RUMFORD — Ian and Caleb Austin won’t acknowledge much of a sibling rivalry.
Perhaps it’s a matter of the Mountain Valley High School wrestlers always moving in the same direction with the same interests. Or maybe it’s because they simply don’t look like they should be antagonists.
“It’s funny, because Ian just dropped a bunch of weight to get to 182, and then you’ve got Caleb trying to maintain at 113,” Mountain Valley coach Gary Dolloff said. “When they did the body fat testing, I think Ian was at 20-something (percent) and Caleb was like 7 or 8. You wouldn’t know they’re in the same family.”
Their size difference or even the outward variation in their personalities might get your attention. The Austin brothers — Ian a senior, Caleb a sophomore — often achieve the same results on the mat, however, for a program that seeks its first Class B state championship since 2011.
Caleb won the 113-pound championship at marquee events each of the past two Saturdays, the McDonald’s Tournament in Rumford and the Atlantic Tournament in Wells. Ian was the runner-up at both showcases, competing at 195 in the home meet and dropping to his goal of 182 for the pre-Christmas event.
“It’s been pretty fun. I’ve got bragging rights right now,” Caleb said.
Ah, there’s a hint of the competitiveness that pervades the family.
The boys’ father, Eric, recently ventured into amateur mixed martial arts when he wasn’t busy coaching the local recreational program.
“I got into it when I was three or four,” Caleb said. “We wrestled kids our age. I’ve already been wrestling for 12 or 13 years.”
“Most of the kids on this team have been wrestling for a long time,” echoed Ian.
The family had an attic full of certificates and medals before either boy reached high school.
Ian and Caleb were New England champions in middle school, with Caleb collecting the honor twice.
“We both won Pee Wee states,” Ian noted. “He’s won a couple of national championships.”
Caleb attended two showcases on the East Coast after his Maine freshman season ended, winning both against competition from New York, Massachusetts, Pennsylvania and Rhode Island.
“It feels good to win that, get it under your belt,” Caleb said. “To say you’ve won nationals is pretty cool.”
Dolloff returned to the Falcons this winter after a three-year hiatus.
He was plenty familiar with the Austins, though, having coached them in middle school football and seen them during wrestling season as an official. Two wrestlers in camp who are so serious about the sport have made the coach’s transition a pleasant one.

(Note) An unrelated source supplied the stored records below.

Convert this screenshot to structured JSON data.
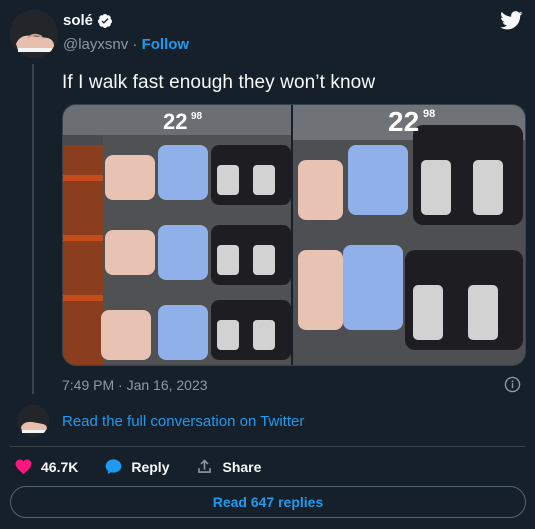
{
  "author": {
    "display_name": "solé",
    "handle": "@layxsnv",
    "separator": "·",
    "follow_label": "Follow"
  },
  "tweet": {
    "text": "If I walk fast enough they won’t know",
    "timestamp": "7:49 PM · Jan 16, 2023",
    "media": {
      "left_price": "22",
      "left_cents": "98",
      "right_price": "22",
      "right_cents": "98"
    }
  },
  "conversation": {
    "link_label": "Read the full conversation on Twitter"
  },
  "actions": {
    "like_count": "46.7K",
    "reply_label": "Reply",
    "share_label": "Share"
  },
  "replies_button": {
    "label": "Read 647 replies"
  },
  "colors": {
    "background": "#15202b",
    "accent": "#1d9bf0",
    "like": "#f91880",
    "muted": "#8b98a5"
  }
}
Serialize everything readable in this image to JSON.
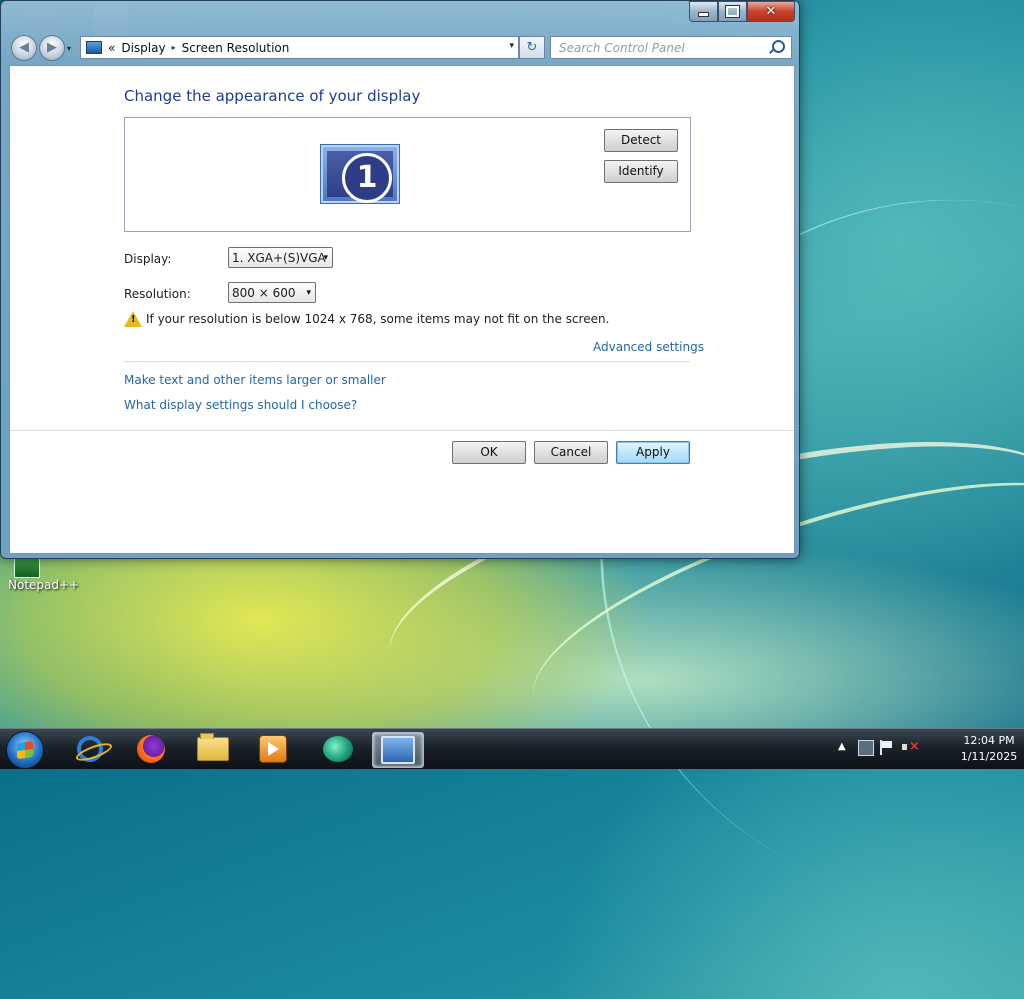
{
  "window": {
    "address": {
      "root_glyph": "«",
      "segments": [
        "Display",
        "Screen Resolution"
      ],
      "separator_glyph": "▸",
      "dropdown_glyph": "▾"
    },
    "refresh_glyph": "↻",
    "search": {
      "placeholder": "Search Control Panel"
    },
    "caption": {
      "minimize": "minimize",
      "maximize": "maximize",
      "close_glyph": "✕"
    },
    "nav": {
      "back_glyph": "◀",
      "forward_glyph": "▶",
      "recent_glyph": "▾"
    }
  },
  "content": {
    "title": "Change the appearance of your display",
    "monitor_number": "1",
    "detect_label": "Detect",
    "identify_label": "Identify",
    "display_label": "Display:",
    "display_value": "1. XGA+(S)VGA",
    "resolution_label": "Resolution:",
    "resolution_value": "800 × 600",
    "combo_arrow": "▾",
    "warning_glyph": "!",
    "warning_text": "If your resolution is below 1024 x 768, some items may not fit on the screen.",
    "advanced_link": "Advanced settings",
    "links": [
      "Make text and other items larger or smaller",
      "What display settings should I choose?"
    ],
    "buttons": {
      "ok": "OK",
      "cancel": "Cancel",
      "apply": "Apply"
    }
  },
  "desktop": {
    "icon_label": "Notepad++"
  },
  "taskbar": {
    "apps": [
      "internet-explorer-icon",
      "firefox-icon",
      "folder-icon",
      "media-player-icon",
      "meeting-icon",
      "control-panel-icon"
    ],
    "tray": {
      "up_glyph": "▲",
      "time": "12:04 PM",
      "date": "1/11/2025"
    }
  }
}
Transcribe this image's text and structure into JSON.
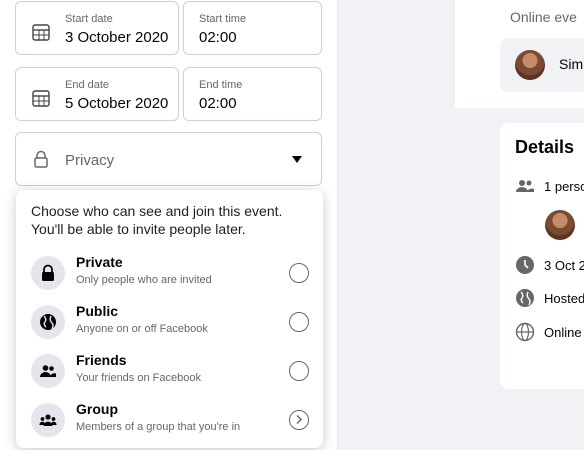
{
  "form": {
    "start_date": {
      "label": "Start date",
      "value": "3 October 2020",
      "icon": "calendar-icon"
    },
    "start_time": {
      "label": "Start time",
      "value": "02:00"
    },
    "end_date": {
      "label": "End date",
      "value": "5 October 2020",
      "icon": "calendar-icon"
    },
    "end_time": {
      "label": "End time",
      "value": "02:00"
    },
    "privacy": {
      "placeholder": "Privacy",
      "icon": "lock-icon"
    }
  },
  "dropdown": {
    "intro": "Choose who can see and join this event. You'll be able to invite people later.",
    "options": [
      {
        "title": "Private",
        "subtitle": "Only people who are invited",
        "icon": "lock-icon",
        "control": "radio"
      },
      {
        "title": "Public",
        "subtitle": "Anyone on or off Facebook",
        "icon": "globe-icon",
        "control": "radio"
      },
      {
        "title": "Friends",
        "subtitle": "Your friends on Facebook",
        "icon": "friends-icon",
        "control": "radio"
      },
      {
        "title": "Group",
        "subtitle": "Members of a group that you're in",
        "icon": "group-icon",
        "control": "chevron-right"
      }
    ]
  },
  "preview": {
    "online_text": "Online eve",
    "host_name": "Sim",
    "details_title": "Details",
    "rows": [
      {
        "icon": "people-icon",
        "text": "1 perso"
      },
      {
        "icon": "clock-icon",
        "text": "3 Oct 2"
      },
      {
        "icon": "globe-icon",
        "text": "Hosted"
      },
      {
        "icon": "web-icon",
        "text": "Online"
      }
    ]
  },
  "colors": {
    "border": "#ccd0d5",
    "secondary_text": "#65676b",
    "icon_bg": "#e4e6eb",
    "page_bg": "#f0f2f5"
  }
}
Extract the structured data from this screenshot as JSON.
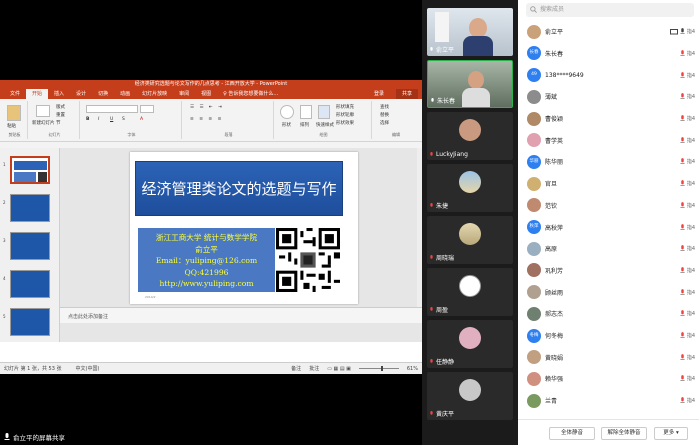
{
  "ppt": {
    "window_title": "经济类研究选题与论文写作的几点思考 - 江西开放大学 - PowerPoint",
    "tabs": [
      "文件",
      "开始",
      "插入",
      "设计",
      "切换",
      "动画",
      "幻灯片放映",
      "审阅",
      "视图",
      "♀ 告诉我您想要做什么..."
    ],
    "login": "登录",
    "share": "共享",
    "ribbon": {
      "paste": "粘贴",
      "new_slide": "新建幻灯片",
      "clipboard": "剪贴板",
      "slides": "幻灯片",
      "font": "字体",
      "paragraph": "段落",
      "drawing": "绘图",
      "editing": "编辑",
      "layout": "版式",
      "reset": "重置",
      "section": "节",
      "shape": "形状",
      "arrange": "排列",
      "quick_styles": "快速样式",
      "shape_fill": "形状填充",
      "shape_outline": "形状轮廓",
      "shape_effect": "形状效果",
      "find": "查找",
      "replace": "替换",
      "select": "选择"
    },
    "thumb_numbers": [
      "1",
      "2",
      "3",
      "4",
      "5"
    ],
    "slide": {
      "title": "经济管理类论文的选题与写作",
      "line1": "浙江工商大学 统计与数学学院",
      "line2": "俞立平",
      "line3": "Email：yuliping@126.com",
      "line4": "QQ:421996",
      "line5": "http://www.yuliping.com",
      "date": "2014/2"
    },
    "notes": "点击此处添加备注",
    "status": {
      "slide_count": "幻灯片 第 1 张，共 53 张",
      "lang": "中文(中国)",
      "notes_btn": "备注",
      "comments_btn": "批注",
      "zoom": "61%"
    }
  },
  "share_footer": "俞立平的屏幕共享",
  "videos": [
    {
      "name": "俞立平"
    },
    {
      "name": "朱长春"
    },
    {
      "name": "LuckyJiang"
    },
    {
      "name": "朱捷"
    },
    {
      "name": "周晓瑞"
    },
    {
      "name": "周盈"
    },
    {
      "name": "任静静"
    },
    {
      "name": "黄庆平"
    }
  ],
  "members": {
    "search_placeholder": "搜索成员",
    "list": [
      {
        "name": "俞立平",
        "avatar": "",
        "color": "#c9a27a",
        "share": true,
        "mic": true
      },
      {
        "name": "朱长春",
        "avatar": "长春",
        "color": "#2e7ff0",
        "share": false,
        "mic": true
      },
      {
        "name": "138****9649",
        "avatar": "49",
        "color": "#2e7ff0",
        "share": false,
        "mic": true
      },
      {
        "name": "薄斌",
        "avatar": "",
        "color": "#8c8c8c",
        "share": false,
        "mic": true
      },
      {
        "name": "曹俊颖",
        "avatar": "",
        "color": "#b08a66",
        "share": false,
        "mic": true
      },
      {
        "name": "曹学英",
        "avatar": "",
        "color": "#e0a0b0",
        "share": false,
        "mic": true
      },
      {
        "name": "陈华丽",
        "avatar": "华丽",
        "color": "#2e7ff0",
        "share": false,
        "mic": true
      },
      {
        "name": "官旦",
        "avatar": "",
        "color": "#d0b070",
        "share": false,
        "mic": true
      },
      {
        "name": "范钦",
        "avatar": "",
        "color": "#c08a70",
        "share": false,
        "mic": true
      },
      {
        "name": "高秋萍",
        "avatar": "秋萍",
        "color": "#2e7ff0",
        "share": false,
        "mic": true
      },
      {
        "name": "高原",
        "avatar": "",
        "color": "#9ab0c0",
        "share": false,
        "mic": true
      },
      {
        "name": "巩利芳",
        "avatar": "",
        "color": "#a07060",
        "share": false,
        "mic": true
      },
      {
        "name": "顾丝雨",
        "avatar": "",
        "color": "#b0a090",
        "share": false,
        "mic": true
      },
      {
        "name": "郝志杰",
        "avatar": "",
        "color": "#708070",
        "share": false,
        "mic": true
      },
      {
        "name": "何冬梅",
        "avatar": "冬梅",
        "color": "#2e7ff0",
        "share": false,
        "mic": true
      },
      {
        "name": "黄晓娟",
        "avatar": "",
        "color": "#c0a080",
        "share": false,
        "mic": true
      },
      {
        "name": "赖华强",
        "avatar": "",
        "color": "#d09080",
        "share": false,
        "mic": true
      },
      {
        "name": "兰青",
        "avatar": "",
        "color": "#7a9a60",
        "share": false,
        "mic": true
      }
    ],
    "muted_label": "指4",
    "mute_all": "全体静音",
    "unmute_all": "解除全体静音",
    "more": "更多 ▾"
  },
  "colors": {
    "ppt_accent": "#c43e1c",
    "slide_blue": "#2c63b6",
    "active_green": "#29b34a",
    "zoom_blue": "#2e7ff0"
  }
}
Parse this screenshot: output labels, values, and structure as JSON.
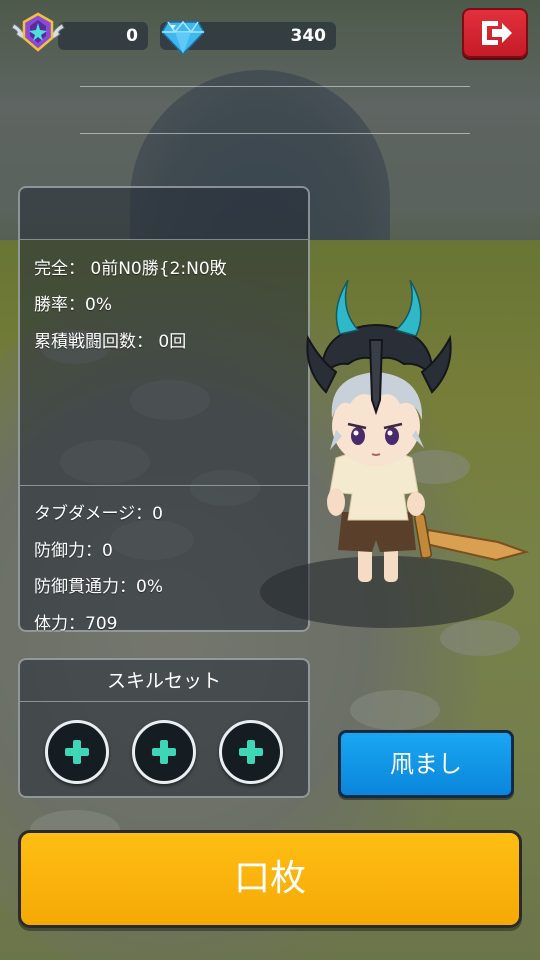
{
  "header": {
    "trophy_count": "0",
    "gem_count": "340"
  },
  "stats": {
    "record": "完全： 0前N0勝{2:N0敗",
    "win_rate": "勝率：0%",
    "total_battles": "累積戦闘回数： 0回",
    "tap_damage": "タブダメージ：0",
    "defense": "防御力：0",
    "defense_penetration": "防御貫通力：0%",
    "hp": "体力：709"
  },
  "skill_set": {
    "title": "スキルセット"
  },
  "buttons": {
    "blue_label": "凧まし",
    "orange_label": "口枚"
  },
  "colors": {
    "exit_red": "#d8242f",
    "blue_button": "#0f96e8",
    "orange_button": "#f7b10a",
    "plus_cyan": "#3fd6b8"
  },
  "icons": {
    "badge": "winged-rank-badge-icon",
    "gem": "diamond-icon",
    "exit": "exit-icon",
    "skill_slot": "plus-icon"
  }
}
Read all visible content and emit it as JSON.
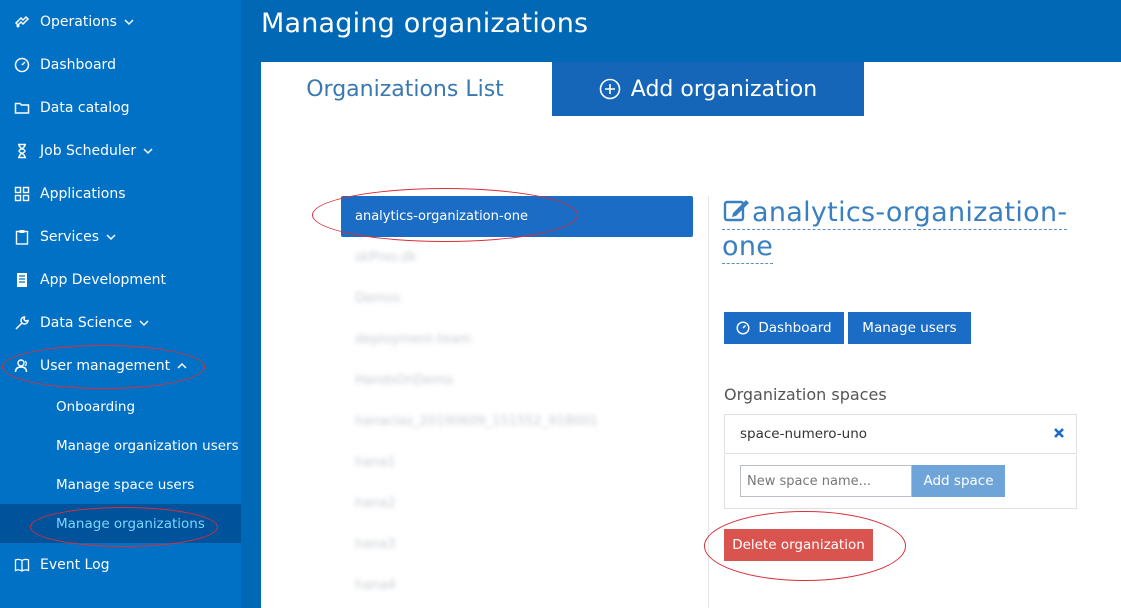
{
  "sidebar": {
    "items": [
      {
        "label": "Operations",
        "icon": "operations-icon",
        "chevron": "down"
      },
      {
        "label": "Dashboard",
        "icon": "dashboard-icon"
      },
      {
        "label": "Data catalog",
        "icon": "folder-icon"
      },
      {
        "label": "Job Scheduler",
        "icon": "hourglass-icon",
        "chevron": "down"
      },
      {
        "label": "Applications",
        "icon": "grid-icon"
      },
      {
        "label": "Services",
        "icon": "clipboard-icon",
        "chevron": "down"
      },
      {
        "label": "App Development",
        "icon": "server-icon"
      },
      {
        "label": "Data Science",
        "icon": "wrench-icon",
        "chevron": "down"
      },
      {
        "label": "User management",
        "icon": "users-icon",
        "chevron": "up"
      },
      {
        "label": "Event Log",
        "icon": "book-icon"
      }
    ],
    "user_management_children": [
      {
        "label": "Onboarding"
      },
      {
        "label": "Manage organization users"
      },
      {
        "label": "Manage space users"
      },
      {
        "label": "Manage organizations",
        "active": true
      }
    ]
  },
  "header": {
    "title": "Managing organizations"
  },
  "tabs": [
    {
      "label": "Organizations List",
      "active": true
    },
    {
      "label": "Add organization",
      "icon": "plus-circle-icon"
    }
  ],
  "organizations": [
    {
      "name": "analytics-organization-one",
      "selected": true
    },
    {
      "name": "skPrxo.dk",
      "blurred": true
    },
    {
      "name": "Demos",
      "blurred": true
    },
    {
      "name": "deployment-team",
      "blurred": true
    },
    {
      "name": "HandsOnDemo",
      "blurred": true
    },
    {
      "name": "hanaclas_20190609_151552_918001",
      "blurred": true
    },
    {
      "name": "hana1",
      "blurred": true
    },
    {
      "name": "hana2",
      "blurred": true
    },
    {
      "name": "hana3",
      "blurred": true
    },
    {
      "name": "hana4",
      "blurred": true
    }
  ],
  "detail": {
    "org_name_line1": "analytics-organization-",
    "org_name_line2": "one",
    "dashboard_label": "Dashboard",
    "manage_users_label": "Manage users",
    "spaces_label": "Organization spaces",
    "spaces": [
      {
        "name": "space-numero-uno"
      }
    ],
    "new_space_placeholder": "New space name...",
    "add_space_label": "Add space",
    "delete_label": "Delete organization"
  },
  "colors": {
    "sidebar_bg": "#0071c5",
    "header_bg": "#0068b5",
    "active_tab_text": "#3a78b0",
    "inactive_tab_bg": "#1565b8",
    "primary_button": "#1a6cc4",
    "add_space_button": "#6fa4d9",
    "danger_button": "#d9534f",
    "active_subitem_text": "#7ad6ff",
    "annotation_red": "#d8303a"
  }
}
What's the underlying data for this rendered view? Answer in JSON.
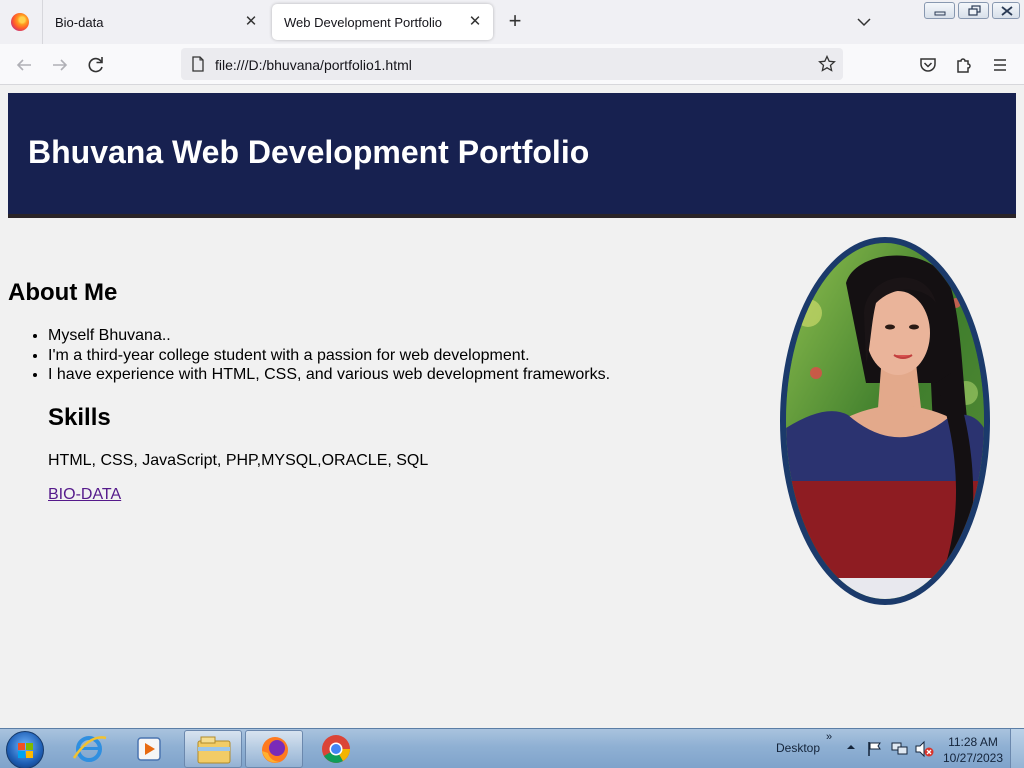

“Their dad has just done a tremendous job with the lower group,” Dolloff said. “He’s taken these guys all over. More Caleb than Ian, but they’ve both won their share. Two great kids. They work hard. They’re dedicated. You don’t have to worry about them.”
Dolloff, who grew up with nine siblings, watches the brothers’ relationship with interest.
“If the older one does it, it’s kind of a passed-on thing. You might as well do it on the mat (instead of at home),” the coach quipped. “They’re totally different on the mat. You look when Ian is out there, he has a smile on his face, but he’s competitive. Then you look at Caleb, when he walks out there, it’s lights-out. But they’re both very talented, very focused.”
Each has ample motivation this season.
Caleb was runner-up to Gardiner’s Peter Del Gallo in the 2014 Class B state meet and expects to see him again this February.
“I wrestled him this summer. He beat me by a couple points, but I was winning at first,” Caleb said. “I’ve gotten better in the offseason.”
Ian is about 10 wins away from the milestone of 100 for his career. It’s a quest that was slowed by an injury-plagued junior season.
“I had a concussion. I tried to come back a little early and got reconcussed,” he said. “It definitely feels good to be back. I guess I’m ready to win now.”
Mountain Valley, which lost to Camden Hills by only 11 points at last year’s state meet, feels the same way as a group.
Ethan Boucher (120 pounds), Nate White (126) and Dakota Jacques (145) each placed in the top four at Wells.
Ellsworth is considered the team’s chief competition this season.
“It’s just a tough sport to try to sell the kids now. It’s the maintaining the weight. It’s the hard work. It’s the running the ramps. It’s trying to keep the same weight while everyone’s eating pizza,” Dolloff said. “But I’ve got some great athletes and really talented kids. I think we’ll be there at the end.”